It is still the greatest goal to ever win the Champions League final. 14 years on from Real Madrid’s 2-1 win over Bayer Leverkusen in the 2002 final, and the scorer of that goal has laid the foundations to becoming one of the greatest managers of his time in the near future.
He has some ways to go, but as Real Madrid lifted the biggest trophy in club football on Saturday night with a 5-3 penalty shoot-out win over rivals Atletico Madrid (1-1 after fulltime), their coach Zinedine Zidane must have thought of the final against Leverkusen, his left-footed volley that won the game, and the career that followed.
Zidane was approaching 30 at the time, was one of the greatest of his generation and would retire in 2006---with that infamous head butt---having won it all.
If he were to call it a day in management today, it would complete an all too common love story in football. Player X joins club, player X wins titles with said club. Player X then goes into management and wins titles with the same club to tear-filled receptions from fans.
Pep Guardiola and Luis Enrique have done it with Barcelona.

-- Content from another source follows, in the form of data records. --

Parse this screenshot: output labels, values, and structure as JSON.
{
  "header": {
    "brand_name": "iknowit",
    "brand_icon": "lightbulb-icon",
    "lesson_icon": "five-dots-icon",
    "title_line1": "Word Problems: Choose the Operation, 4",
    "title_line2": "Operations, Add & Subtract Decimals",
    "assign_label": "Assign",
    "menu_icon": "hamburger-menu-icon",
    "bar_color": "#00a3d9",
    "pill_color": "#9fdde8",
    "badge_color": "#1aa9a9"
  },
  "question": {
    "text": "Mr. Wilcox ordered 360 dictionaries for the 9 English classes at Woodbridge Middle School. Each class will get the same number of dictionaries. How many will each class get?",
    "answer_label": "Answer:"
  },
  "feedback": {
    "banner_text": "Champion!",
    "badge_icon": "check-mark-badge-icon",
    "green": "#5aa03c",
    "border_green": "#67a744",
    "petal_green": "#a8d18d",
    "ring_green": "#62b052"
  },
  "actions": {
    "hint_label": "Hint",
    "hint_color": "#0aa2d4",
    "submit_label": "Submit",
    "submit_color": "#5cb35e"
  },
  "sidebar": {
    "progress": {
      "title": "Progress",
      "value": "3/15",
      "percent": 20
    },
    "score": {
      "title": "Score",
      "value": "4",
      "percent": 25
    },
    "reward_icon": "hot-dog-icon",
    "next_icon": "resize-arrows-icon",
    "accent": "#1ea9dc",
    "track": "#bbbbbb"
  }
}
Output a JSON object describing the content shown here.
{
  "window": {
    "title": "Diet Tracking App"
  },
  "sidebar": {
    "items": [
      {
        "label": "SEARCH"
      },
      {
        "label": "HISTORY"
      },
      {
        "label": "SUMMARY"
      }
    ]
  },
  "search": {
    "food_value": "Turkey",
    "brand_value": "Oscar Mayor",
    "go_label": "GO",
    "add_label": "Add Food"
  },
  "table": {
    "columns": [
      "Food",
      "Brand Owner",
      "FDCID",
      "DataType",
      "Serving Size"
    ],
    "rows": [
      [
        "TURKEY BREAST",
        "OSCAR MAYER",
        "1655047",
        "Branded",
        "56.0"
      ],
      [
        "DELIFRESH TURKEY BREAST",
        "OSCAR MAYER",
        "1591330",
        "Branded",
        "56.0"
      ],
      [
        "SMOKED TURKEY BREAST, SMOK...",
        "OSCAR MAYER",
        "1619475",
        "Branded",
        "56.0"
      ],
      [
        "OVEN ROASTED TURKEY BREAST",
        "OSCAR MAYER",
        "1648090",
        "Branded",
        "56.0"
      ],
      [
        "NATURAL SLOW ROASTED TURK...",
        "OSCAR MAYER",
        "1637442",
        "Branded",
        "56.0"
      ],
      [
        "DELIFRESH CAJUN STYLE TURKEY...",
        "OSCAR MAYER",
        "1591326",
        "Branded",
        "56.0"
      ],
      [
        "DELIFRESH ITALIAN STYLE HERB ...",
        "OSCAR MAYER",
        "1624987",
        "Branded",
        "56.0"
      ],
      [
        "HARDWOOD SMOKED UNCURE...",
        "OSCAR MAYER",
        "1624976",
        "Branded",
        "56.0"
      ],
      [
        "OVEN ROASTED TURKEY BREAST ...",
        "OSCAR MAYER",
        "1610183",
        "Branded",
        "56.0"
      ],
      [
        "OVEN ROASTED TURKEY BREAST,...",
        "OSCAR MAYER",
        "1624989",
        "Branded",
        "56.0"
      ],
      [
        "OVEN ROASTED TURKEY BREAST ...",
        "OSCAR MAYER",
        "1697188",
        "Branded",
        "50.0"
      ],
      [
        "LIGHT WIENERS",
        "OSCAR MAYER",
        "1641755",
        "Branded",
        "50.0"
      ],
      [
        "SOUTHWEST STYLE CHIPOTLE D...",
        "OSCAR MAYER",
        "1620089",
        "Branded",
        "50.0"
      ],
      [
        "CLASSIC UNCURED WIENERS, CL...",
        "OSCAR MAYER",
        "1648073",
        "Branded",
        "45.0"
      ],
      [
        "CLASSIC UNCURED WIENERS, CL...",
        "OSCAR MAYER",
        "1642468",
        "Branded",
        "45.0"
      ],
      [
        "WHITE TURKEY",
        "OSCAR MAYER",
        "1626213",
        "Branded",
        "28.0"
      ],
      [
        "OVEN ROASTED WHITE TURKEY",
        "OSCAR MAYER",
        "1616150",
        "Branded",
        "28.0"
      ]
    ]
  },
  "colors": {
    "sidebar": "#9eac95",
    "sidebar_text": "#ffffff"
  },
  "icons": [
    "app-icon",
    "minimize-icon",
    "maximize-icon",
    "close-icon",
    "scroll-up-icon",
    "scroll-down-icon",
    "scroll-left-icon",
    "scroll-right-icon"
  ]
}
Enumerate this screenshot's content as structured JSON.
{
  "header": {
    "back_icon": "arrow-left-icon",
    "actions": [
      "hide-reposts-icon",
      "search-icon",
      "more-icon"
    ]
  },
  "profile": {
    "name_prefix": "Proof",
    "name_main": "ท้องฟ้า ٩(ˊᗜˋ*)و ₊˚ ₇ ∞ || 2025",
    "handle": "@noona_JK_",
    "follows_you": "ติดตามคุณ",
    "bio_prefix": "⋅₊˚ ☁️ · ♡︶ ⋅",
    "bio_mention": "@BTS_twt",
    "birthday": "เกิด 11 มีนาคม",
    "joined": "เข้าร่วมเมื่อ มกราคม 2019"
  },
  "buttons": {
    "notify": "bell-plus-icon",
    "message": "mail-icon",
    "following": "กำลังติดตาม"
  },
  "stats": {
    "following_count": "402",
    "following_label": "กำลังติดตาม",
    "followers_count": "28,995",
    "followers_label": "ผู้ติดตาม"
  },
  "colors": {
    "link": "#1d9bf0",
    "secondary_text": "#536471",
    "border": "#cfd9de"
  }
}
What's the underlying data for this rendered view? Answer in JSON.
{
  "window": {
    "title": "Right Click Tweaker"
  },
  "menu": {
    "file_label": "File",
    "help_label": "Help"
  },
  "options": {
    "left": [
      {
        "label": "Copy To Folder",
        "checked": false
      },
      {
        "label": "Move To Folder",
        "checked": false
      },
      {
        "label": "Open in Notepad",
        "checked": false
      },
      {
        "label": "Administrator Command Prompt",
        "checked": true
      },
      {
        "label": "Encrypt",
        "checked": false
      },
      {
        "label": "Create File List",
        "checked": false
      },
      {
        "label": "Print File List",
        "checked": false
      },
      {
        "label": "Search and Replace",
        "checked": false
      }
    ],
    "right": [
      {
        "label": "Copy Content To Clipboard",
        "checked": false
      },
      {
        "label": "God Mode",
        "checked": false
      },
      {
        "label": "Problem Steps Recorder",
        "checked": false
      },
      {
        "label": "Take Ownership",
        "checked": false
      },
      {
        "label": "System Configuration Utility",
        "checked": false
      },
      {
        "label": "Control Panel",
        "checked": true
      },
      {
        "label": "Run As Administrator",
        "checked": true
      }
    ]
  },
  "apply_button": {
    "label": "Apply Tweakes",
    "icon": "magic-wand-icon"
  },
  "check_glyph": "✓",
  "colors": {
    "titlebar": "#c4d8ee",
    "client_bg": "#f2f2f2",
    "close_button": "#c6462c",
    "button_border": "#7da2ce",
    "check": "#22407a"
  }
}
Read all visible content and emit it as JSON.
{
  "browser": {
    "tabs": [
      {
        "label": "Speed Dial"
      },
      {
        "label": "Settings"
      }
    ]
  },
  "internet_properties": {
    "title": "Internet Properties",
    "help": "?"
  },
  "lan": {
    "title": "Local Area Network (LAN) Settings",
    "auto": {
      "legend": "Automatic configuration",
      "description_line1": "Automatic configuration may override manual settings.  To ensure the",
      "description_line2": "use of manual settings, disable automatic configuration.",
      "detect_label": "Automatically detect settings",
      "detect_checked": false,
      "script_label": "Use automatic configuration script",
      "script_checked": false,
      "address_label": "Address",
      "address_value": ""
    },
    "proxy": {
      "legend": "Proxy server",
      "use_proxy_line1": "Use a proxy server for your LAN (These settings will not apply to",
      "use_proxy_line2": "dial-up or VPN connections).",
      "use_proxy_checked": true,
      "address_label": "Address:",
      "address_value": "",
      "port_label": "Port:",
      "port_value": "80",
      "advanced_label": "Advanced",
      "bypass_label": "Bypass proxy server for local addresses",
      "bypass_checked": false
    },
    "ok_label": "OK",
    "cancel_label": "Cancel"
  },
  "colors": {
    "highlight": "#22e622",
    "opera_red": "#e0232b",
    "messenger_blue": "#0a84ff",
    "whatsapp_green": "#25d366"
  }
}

Kenny Dalglish with Liverpool---even as a player-manager in the 1985-86 season. Ryan Giggs hopes to do the same with Manchester United, but walls that look like David Moyes, Louis van Gaal and now Jose Mourinho keep blocking his path.
But like his playing career, it would only be fitting for ‘Zizou’ to ‘become the best’ on the touchline too.
THRUST INTO THE LIMELIGHT
When Rafael Benitez was sacked as coach of Madrid in January of this year, Zidane was coaching the Real Madrid Castilla side. Being moulded for the big-time, but was seen as someone not quite ready. When he was given the reigns following Benitez’s sacking, many believed it would be a stopgap until a permanent replacement was found---Zidane had the name that Real demands, but not the experience.
The Los Blancos ended the season having won 12 games in a row, only missing out on the League title to Barcelona by a point.
Zidane had made his point, he was ready, but a win in a match when the whole world was watching, would prove that point.
His team delivered on Saturday, but to say the match was an entertaining final, would be incorrect.
Atletico coach Diego Simeone said after the final that Madrid “were better than us again, this time in the penalty shootout,” referring to the final from two years ago when Real won 4-1 in extra-time.
But was either team really that good?
Atletico Madrid finished their league season with the best defensive record of all the top five European Leagues, relying on the counter throughout the year to chip away at opponents. They made the opposition do the running, drained them mentally and hit them on the break. Real knew this all too well, having drawn and lost in the league to them, and took a cautious approach.
However, both Real---barring defender (read: Theatre artist) Pepe---and Atletico deserve praise for a largely clean final. Given the history between these two, no player getting sent off is saying a lot. It also meant a dull affair, two cautions opponents not willing to give too much away.
Gareth Bale said before the game that he “likes to run at opponents”, but he seemed to be on a tight leash. Cristiano Ronaldo, scorer of the winning penalty, is showing his age at 31 and looks to be on the decline. Atletico’s star man Antoine Griezmann missed a penalty that he would otherwise have slotted in with his eyes closed.
The Real goal---a 15th minute deflection from Sergio Ramos---was well worked with Bale heading on a set-piece for the tap-in, but fingers would need to be pointed at the organisation of the Atletico defence. Had it not been for nerves, they would not be caught off-guard.
For the equaliser, Real would have to wonder how the cross reached the far post in the 79th for Yannick Carrasco to tap in so easily.
Ronaldo said after the match that he “had a vision” he would score the winning penalty. In Zidane’s vision, his team would have played with more flair.
Come next season, the Frenchman will be under immense pressure having won the Champions League, and it will be paramount he ensures his team challenge to the very end on all fronts. That though, is a situation Zidane is all too familiar with.
And Zidane usually wins.